The Birthday Boy

Email this review


A young accounting student examines the strange relevance of certain dates.

On the opening page of this debut novella, a friend tells the narrator, Ravi, “There are some dates which, no matter how hard you try, the heart and mind never forget.” Though the statement seems true enough on the surface, what exactly does he mean? For Ravi’s friend Shalvin Chand, the date he has in mind is Jan. 28, the day he met Angeline Mala at school. Some years later, on that same date, Shalvin introduces Angeline to his parents. Even later, “on that very date, in a posh wedding ceremony somewhere in a posh Auckland hall, Miss Angeline Mala tied the knot and became Mrs. Naveen Agnihorti.” As for Ravi, “Dates of fate, I later learnt…come in two categories—one that you can remember, the other that you can’t forget.” So the reader follows along with Ravi to try to decipher what exactly he means by such a comment. There are his experiences in school, marked by teachers like Mr. Khan, whose clumsiness with English produces some interesting phrases (giving an example of a management team investigating its workers, he asks: “Are they doing sleeping?”), and friends like his eventual flat mate Karan Chaudhry. Karan, who invites Ravi to a party with the lure of an excellent chocolate cake, will illustrate for both the narrator and the reader the enduring importance of chronology. Exceedingly brisk at under 50 pages, the story moves at a pace that is both casual and concise, managing even to explore the more philosophical aspects of accounting without becoming dull. After all, is it true that “two different accountants working on the same trial balance will arrive at the same set of accounts”? The answer Prasad supplies may not be as obvious as the layman might think. And while the novella’s eventual conclusion may be too on the nose for some modern readers, the journey there remains effectively mysterious. Why is Ravi so interested in the chocolate cake, even bothering to tell the reader, “Chocolate cake is not about sweetness—it’s about chocolateness”? Certainly the curious should be eager to find out.

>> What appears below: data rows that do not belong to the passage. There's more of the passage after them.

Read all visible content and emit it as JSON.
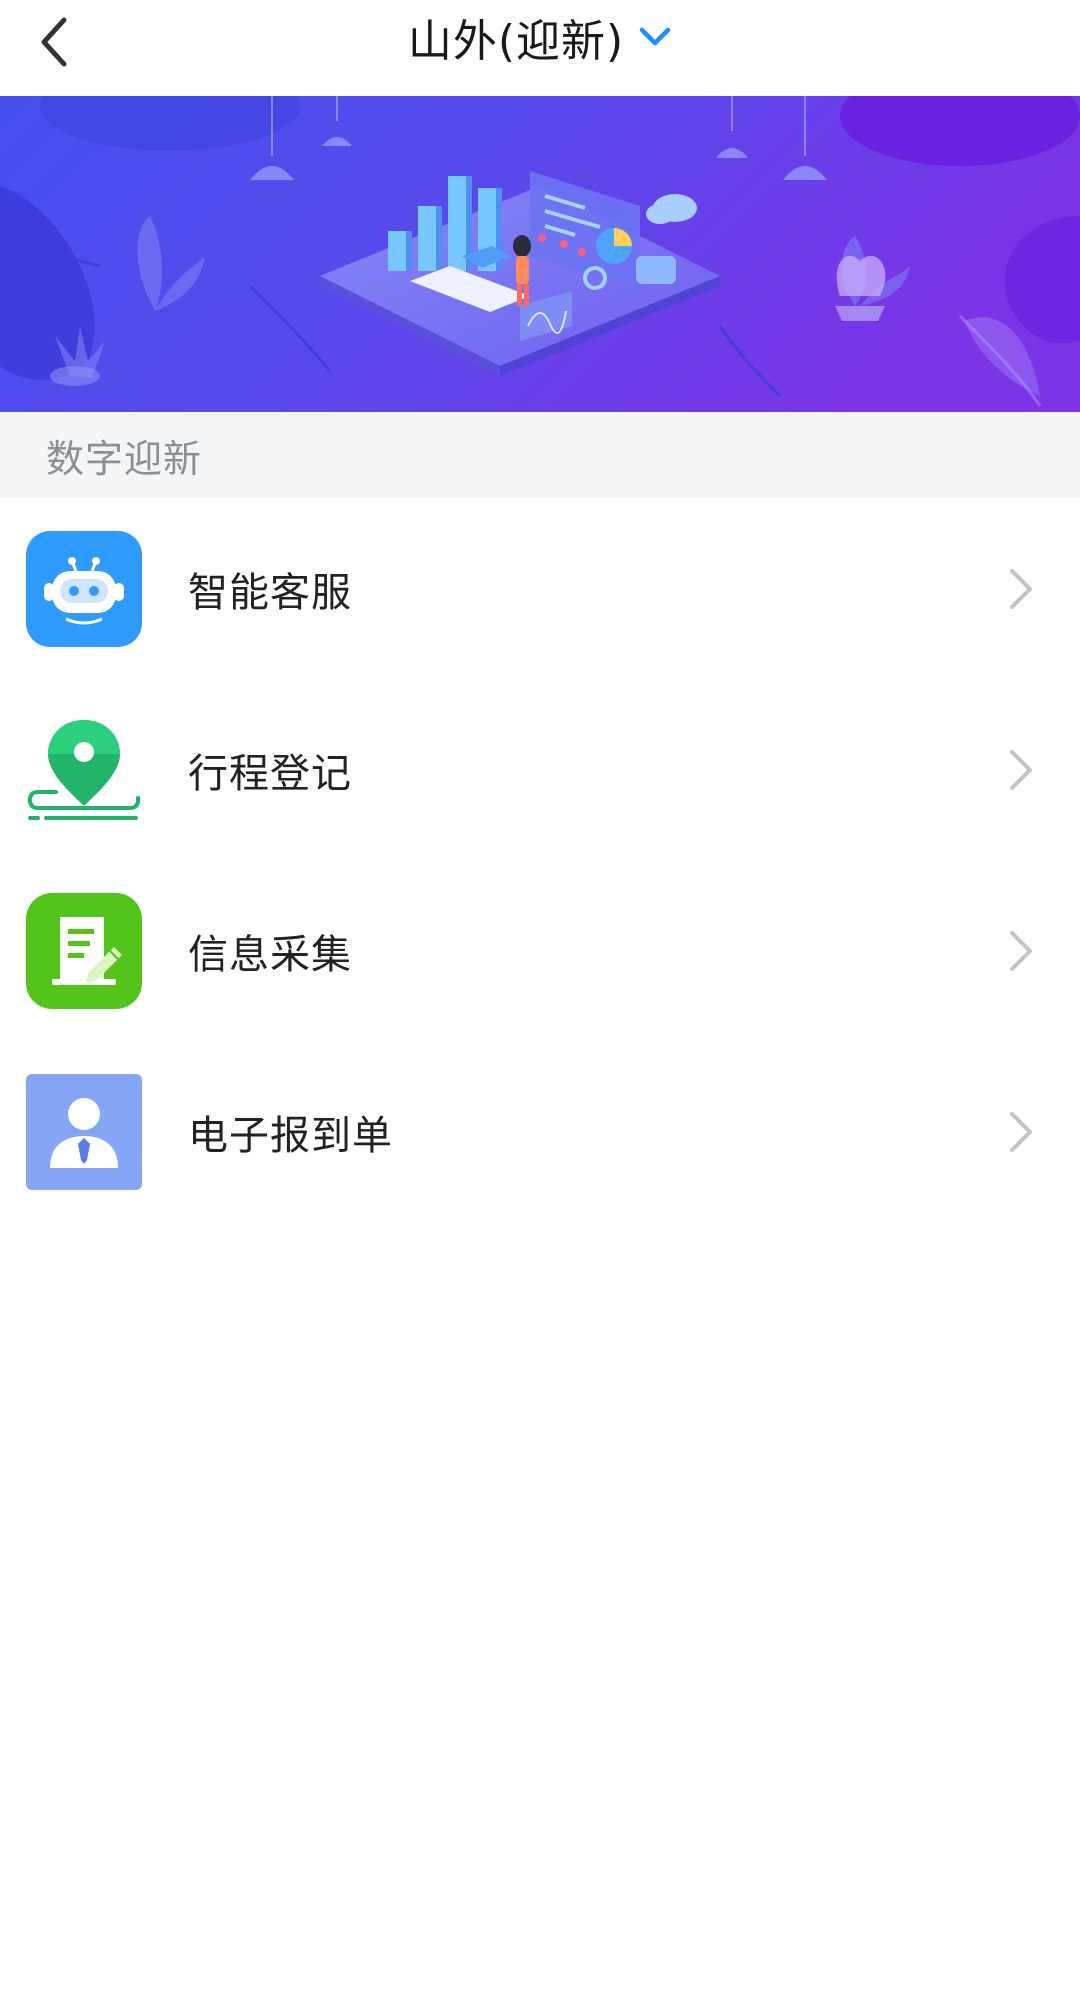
{
  "header": {
    "title": "山外(迎新)",
    "back_icon": "chevron-left-icon",
    "dropdown_icon": "chevron-down-icon",
    "accent_color": "#1e8fff"
  },
  "banner": {
    "gradient_start": "#4a58f0",
    "gradient_end": "#7a35e8"
  },
  "section": {
    "title": "数字迎新"
  },
  "items": [
    {
      "label": "智能客服",
      "icon": "robot-icon",
      "color": "#2f9bff"
    },
    {
      "label": "行程登记",
      "icon": "location-pin-icon",
      "color": "#22b56a"
    },
    {
      "label": "信息采集",
      "icon": "document-edit-icon",
      "color": "#52c41a"
    },
    {
      "label": "电子报到单",
      "icon": "person-badge-icon",
      "color": "#85a5f5"
    }
  ]
}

Though the ending may be too tidy, this tale about chronology proves to be as novel as it is brief.

Pub Date: Oct. 31st, 2012
ISBN: 978-1-4797-4104-5
Page count: 52pp
Publisher: Xlibris
Program: Kirkus Indie
Review Posted Online:


IndiePut the Sky Inside of You by Milos Toth
by Milos Toth